Turns out beef isn’t always better from the other side.
Earls announced Wednesday it has backtracked a recent decision to switch from using Canadian beef to Certified Humane from the U.S.
The move sent many into a furor on social media last week, and saw #boycottearls trending for hours.
“We moved to a U.S. supplier as we thought they could supply all of our needs. It was a mistake not to include Canadian beef,” Earls President Mo Jessa, Earls told CKOM News Wednesday.
At the time, Earls defended its decision with a spokesperson telling CKOM their team worked closely with producers in Alberta for three years, but ultimately couldn’t find enough supply to meet their demand.
“We know that Canadian cattle are being raised humanely, that’s not a question in our mind,” corporate communications manager Cate Simpson said on April 29.
However, the chain propped Certified Humane beef up by saying it goes a few steps further – not only are the cows cared for in a respectful manner; they are also raised without antibiotics, steroids and added growth hormones.
“We made a decision to offer our customers beef that has never been treated with antibiotics or growth hormones that meets specific, audited standards for animal care. We stand by that decision,” a statement on the Earls website Wednesday read.
Debate raged last week about how the decision positioned Alberta beef, with many saying it implied ethical standards in the country are not up to board. Jessa clarified it was not Earls’ intention to question the standards in Canada.
“Canadian beef is some of the best beef in the world, and ethical standards are right here at home, but there was just not enough of a single-sourced supply,” he said.
Jessa explained the Canadian chain, which has 67 locations, simply wanted to go with one supplier.
“I’m afraid we took the easy way out,” he said.
The commitment back to Canadian beef isn’t necessarily an all-or-nothing; the chain said it will “source as much beef as possible” from Alberta.
Jessa said he would love to see only Canadian beef in the chain someday, adding it’s a cheaper option to out-sourcing, but said it’s more likely there will always be a mixed supply.
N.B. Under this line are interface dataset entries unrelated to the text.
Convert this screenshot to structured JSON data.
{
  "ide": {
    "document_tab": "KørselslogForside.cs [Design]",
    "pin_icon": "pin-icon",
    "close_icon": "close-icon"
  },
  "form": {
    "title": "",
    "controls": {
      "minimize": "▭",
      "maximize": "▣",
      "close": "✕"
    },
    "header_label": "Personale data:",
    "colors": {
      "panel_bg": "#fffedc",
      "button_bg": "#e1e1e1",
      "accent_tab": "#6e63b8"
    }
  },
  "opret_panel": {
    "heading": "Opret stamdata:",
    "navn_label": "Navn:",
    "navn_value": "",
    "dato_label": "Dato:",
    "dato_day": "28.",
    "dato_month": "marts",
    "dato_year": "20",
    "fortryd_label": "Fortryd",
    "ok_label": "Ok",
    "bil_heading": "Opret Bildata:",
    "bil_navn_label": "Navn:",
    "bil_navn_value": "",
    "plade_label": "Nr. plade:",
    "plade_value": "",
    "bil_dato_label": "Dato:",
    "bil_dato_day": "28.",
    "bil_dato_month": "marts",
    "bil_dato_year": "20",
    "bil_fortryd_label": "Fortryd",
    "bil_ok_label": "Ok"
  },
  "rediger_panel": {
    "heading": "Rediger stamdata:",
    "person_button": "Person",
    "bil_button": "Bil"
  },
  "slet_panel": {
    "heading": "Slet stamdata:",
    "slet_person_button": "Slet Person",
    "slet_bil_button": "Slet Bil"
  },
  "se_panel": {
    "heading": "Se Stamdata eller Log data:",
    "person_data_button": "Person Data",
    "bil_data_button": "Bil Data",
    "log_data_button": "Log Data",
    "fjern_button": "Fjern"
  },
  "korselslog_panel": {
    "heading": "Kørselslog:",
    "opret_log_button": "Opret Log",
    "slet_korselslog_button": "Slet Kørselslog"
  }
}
“It’s going to take a lot more effort in Canada; it’s going to take a lot more of a coalition effort to work with industry to get more of a (steady) supply in Earls from Canadian sources,” he said.